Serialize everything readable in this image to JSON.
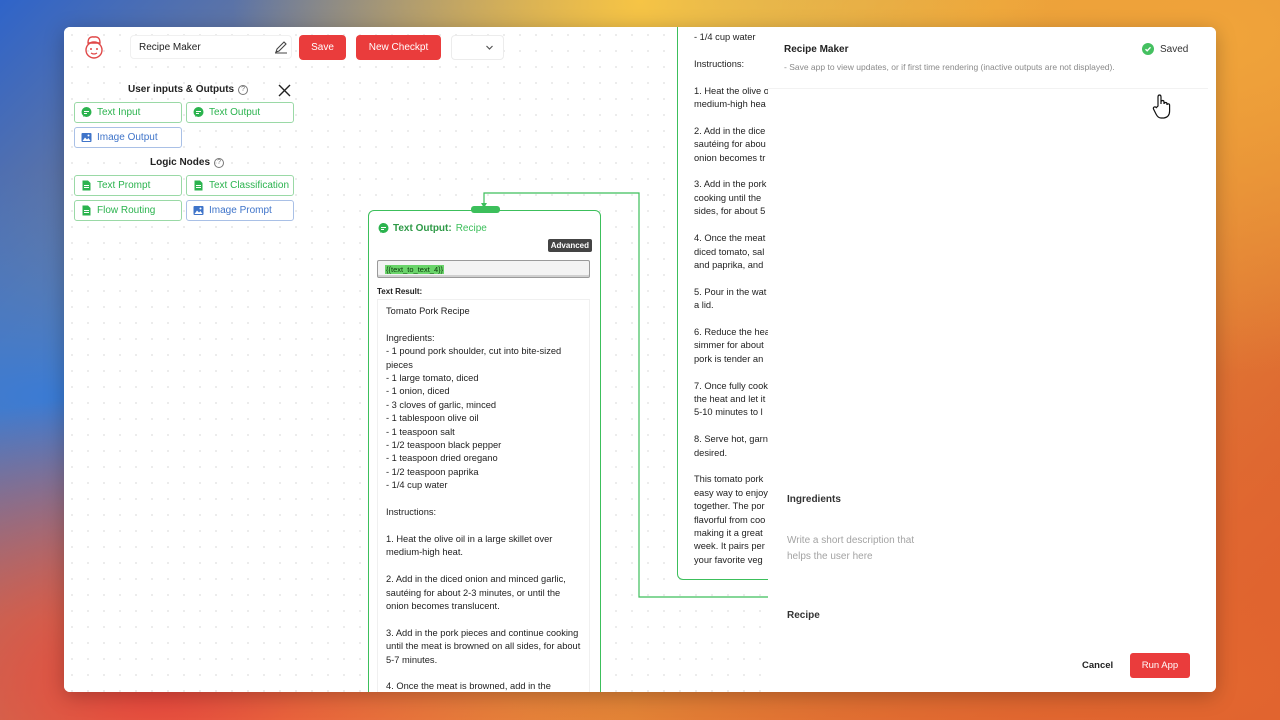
{
  "colors": {
    "accent_red": "#ea3c3c",
    "node_green": "#3cbf5b",
    "chip_green": "#2bb34e",
    "chip_blue": "#3f74c9"
  },
  "toolbar": {
    "app_name_value": "Recipe Maker",
    "save_label": "Save",
    "new_checkpoint_label": "New Checkpt",
    "dropdown_value": ""
  },
  "palette": {
    "io_title": "User inputs & Outputs",
    "io_items": [
      {
        "label": "Text Input",
        "icon": "chat-bubble-icon"
      },
      {
        "label": "Text Output",
        "icon": "chat-bubble-icon"
      },
      {
        "label": "Image Output",
        "icon": "image-icon"
      }
    ],
    "logic_title": "Logic Nodes",
    "logic_items": [
      {
        "label": "Text Prompt",
        "icon": "document-icon"
      },
      {
        "label": "Text Classification",
        "icon": "document-icon"
      },
      {
        "label": "Flow Routing",
        "icon": "document-icon"
      },
      {
        "label": "Image Prompt",
        "icon": "image-icon"
      }
    ]
  },
  "node": {
    "title": "Text Output:",
    "subtitle": "Recipe",
    "advanced_label": "Advanced",
    "variable": "{{text_to_text_4}}",
    "result_label": "Text Result:",
    "result_text": "Tomato Pork Recipe\n\nIngredients:\n- 1 pound pork shoulder, cut into bite-sized pieces\n- 1 large tomato, diced\n- 1 onion, diced\n- 3 cloves of garlic, minced\n- 1 tablespoon olive oil\n- 1 teaspoon salt\n- 1/2 teaspoon black pepper\n- 1 teaspoon dried oregano\n- 1/2 teaspoon paprika\n- 1/4 cup water\n\nInstructions:\n\n1. Heat the olive oil in a large skillet over medium-high heat.\n\n2. Add in the diced onion and minced garlic, sautéing for about 2-3 minutes, or until the onion becomes translucent.\n\n3. Add in the pork pieces and continue cooking until the meat is browned on all sides, for about 5-7 minutes.\n\n4. Once the meat is browned, add in the"
  },
  "node2": {
    "text": "- 1/4 cup water\n\nInstructions:\n\n1. Heat the olive o\nmedium-high hea\n\n2. Add in the dice\nsautéing for abou\nonion becomes tr\n\n3. Add in the pork\ncooking until the\nsides, for about 5\n\n4. Once the meat\ndiced tomato, sal\nand paprika, and\n\n5. Pour in the wat\na lid.\n\n6. Reduce the hea\nsimmer for about\npork is tender an\n\n7. Once fully cook\nthe heat and let it\n5-10 minutes to l\n\n8. Serve hot, garn\ndesired.\n\nThis tomato pork\neasy way to enjoy\ntogether. The por\nflavorful from coo\nmaking it a great\nweek. It pairs per\nyour favorite veg"
  },
  "panel": {
    "title": "Recipe Maker",
    "subtitle": "- Save app to view updates, or if first time rendering (inactive outputs are not displayed).",
    "saved_label": "Saved",
    "ingredients_label": "Ingredients",
    "description_placeholder": "Write a short description that helps the user here",
    "recipe_label": "Recipe",
    "cancel_label": "Cancel",
    "run_label": "Run App"
  }
}
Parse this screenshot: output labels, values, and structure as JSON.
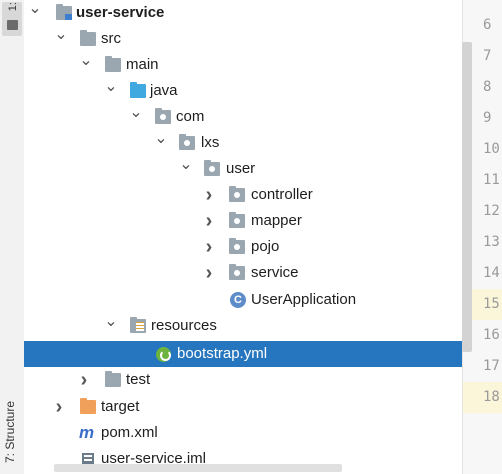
{
  "side": {
    "top_tab_label": "1:",
    "structure_tab_label": "7: Structure"
  },
  "tree": {
    "root": "user-service",
    "src": "src",
    "main": "main",
    "java": "java",
    "com": "com",
    "lxs": "lxs",
    "user": "user",
    "controller": "controller",
    "mapper": "mapper",
    "pojo": "pojo",
    "service": "service",
    "app": "UserApplication",
    "resources": "resources",
    "bootstrap": "bootstrap.yml",
    "test": "test",
    "target": "target",
    "pom": "pom.xml",
    "iml": "user-service.iml"
  },
  "maven_letter": "m",
  "gutter": {
    "lines": [
      "6",
      "7",
      "8",
      "9",
      "10",
      "11",
      "12",
      "13",
      "14",
      "15",
      "16",
      "17",
      "18"
    ],
    "highlighted_lines": [
      "15",
      "18"
    ]
  },
  "colors": {
    "selection": "#2675bf",
    "folder": "#9aa7b0",
    "source_folder": "#40a9e0",
    "excluded_folder": "#f0a05a",
    "spring": "#6db33f"
  }
}
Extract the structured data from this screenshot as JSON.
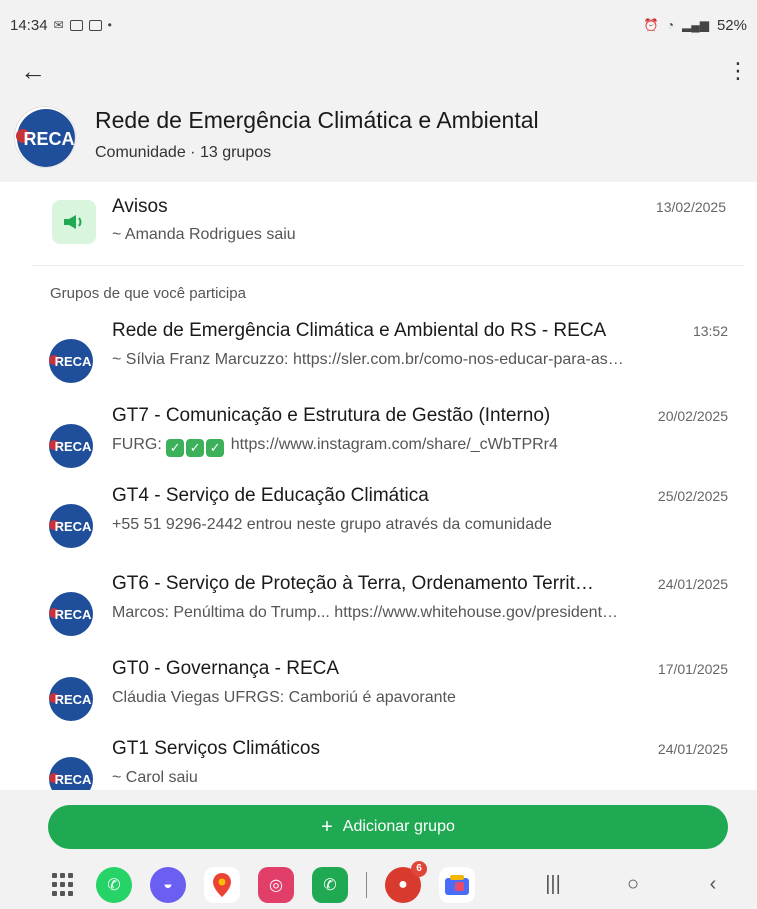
{
  "status_bar": {
    "time": "14:34",
    "battery": "52%"
  },
  "header": {
    "community_name": "Rede de Emergência Climática e Ambiental",
    "community_subtitle": "Comunidade · 13 grupos",
    "logo_text": "RECA"
  },
  "announcements": {
    "name": "Avisos",
    "date": "13/02/2025",
    "message": "~ Amanda Rodrigues saiu"
  },
  "section_label": "Grupos de que você participa",
  "groups": [
    {
      "name": "Rede de Emergência Climática e Ambiental do RS - RECA",
      "time": "13:52",
      "message": "~ Sílvia Franz Marcuzzo: https://sler.com.br/como-nos-educar-para-as…"
    },
    {
      "name": "GT7 - Comunicação e Estrutura de Gestão (Interno)",
      "time": "20/02/2025",
      "message_prefix": "FURG:",
      "message": "https://www.instagram.com/share/_cWbTPRr4"
    },
    {
      "name": "GT4 - Serviço de Educação Climática",
      "time": "25/02/2025",
      "message": "+55 51 9296-2442 entrou neste grupo através da comunidade"
    },
    {
      "name": "GT6 - Serviço de Proteção à Terra, Ordenamento Territ…",
      "time": "24/01/2025",
      "message": "Marcos: Penúltima do Trump... https://www.whitehouse.gov/president…"
    },
    {
      "name": "GT0 - Governança - RECA",
      "time": "17/01/2025",
      "message": "Cláudia Viegas UFRGS: Camboriú é apavorante"
    },
    {
      "name": "GT1 Serviços Climáticos",
      "time": "24/01/2025",
      "message": "~ Carol saiu"
    }
  ],
  "add_group_button": {
    "label": "Adicionar grupo"
  },
  "nav_bar": {
    "dock_badge": "6",
    "apps": [
      "whatsapp-icon",
      "samsung-internet-icon",
      "maps-icon",
      "instagram-icon",
      "phone-icon",
      "app-with-badge-icon",
      "store-icon"
    ],
    "colors": {
      "whatsapp": "#25d366",
      "internet": "#6a5ff0",
      "instagram": "#e23e6a",
      "phone": "#1ea952",
      "accent": "#1ea952"
    }
  }
}
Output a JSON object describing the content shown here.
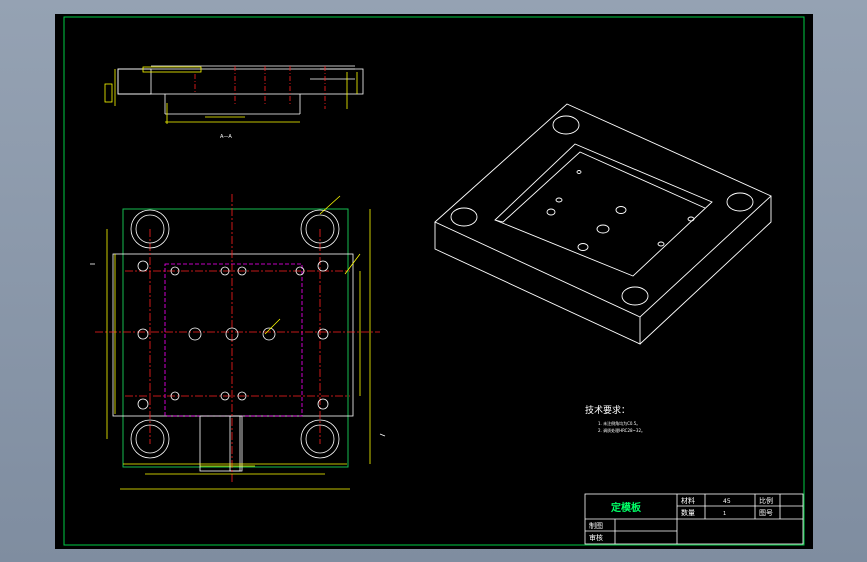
{
  "colors": {
    "background": "#000000",
    "border": "#00cc44",
    "outline": "#ffffff",
    "dimension": "#ffff00",
    "centerline": "#ff2020",
    "hidden": "#ff00ff",
    "grayOuter": "#8a98aa"
  },
  "titleBlock": {
    "partName": "定模板",
    "materialLabel": "材料",
    "materialValue": "45",
    "scaleLabel": "比例",
    "quantityLabel": "数量",
    "quantityValue": "1",
    "drawingNoLabel": "图号",
    "drafterLabel": "制图",
    "checkerLabel": "审核"
  },
  "technicalRequirements": {
    "heading": "技术要求：",
    "items": [
      "1. 未注倒角均为C0.5。",
      "2. 调质处理HRC28~32。"
    ]
  },
  "views": {
    "sectionLabel": "A—A"
  }
}
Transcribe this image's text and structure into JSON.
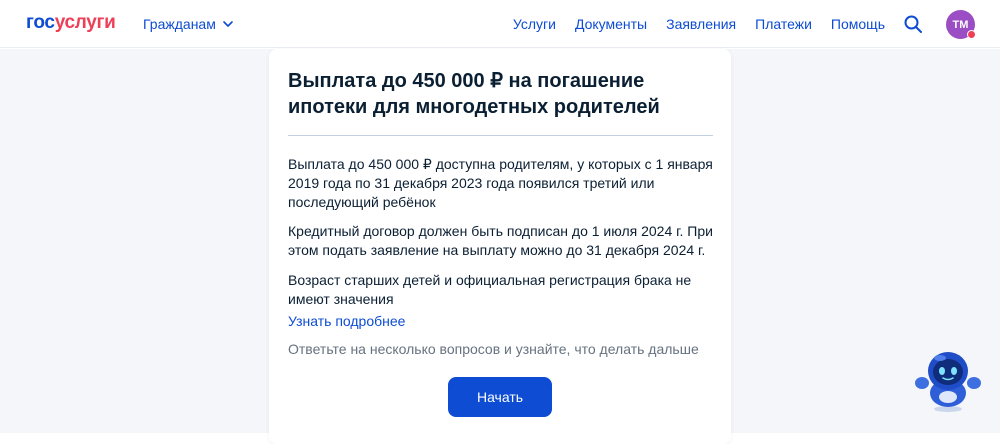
{
  "header": {
    "logo_part1": "гос",
    "logo_part2": "услуги",
    "citizens_label": "Гражданам",
    "nav": [
      "Услуги",
      "Документы",
      "Заявления",
      "Платежи",
      "Помощь"
    ],
    "avatar_initials": "ТМ"
  },
  "card": {
    "title": "Выплата до 450 000 ₽ на погашение ипотеки для многодетных родителей",
    "paragraphs": [
      "Выплата до 450 000 ₽ доступна родителям, у которых с 1 января 2019 года по 31 декабря 2023 года появился третий или последующий ребёнок",
      "Кредитный договор должен быть подписан до 1 июля 2024 г. При этом подать заявление на выплату можно до 31 декабря 2024 г.",
      "Возраст старших детей и официальная регистрация брака не имеют значения"
    ],
    "more_link": "Узнать подробнее",
    "hint": "Ответьте на несколько вопросов и узнайте, что делать дальше",
    "start_button": "Начать"
  },
  "icons": {
    "search": "search-icon",
    "chevron": "chevron-down-icon",
    "assistant": "robot-assistant-icon"
  },
  "colors": {
    "brand_blue": "#0d4cd3",
    "brand_red": "#ee3f58",
    "avatar": "#9b4dc3",
    "background": "#f4f6fa"
  }
}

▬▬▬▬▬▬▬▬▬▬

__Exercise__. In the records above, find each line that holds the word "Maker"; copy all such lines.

__Solution to this exercise__.
    "app_name_value": "Recipe Maker",
    "title": "Recipe Maker",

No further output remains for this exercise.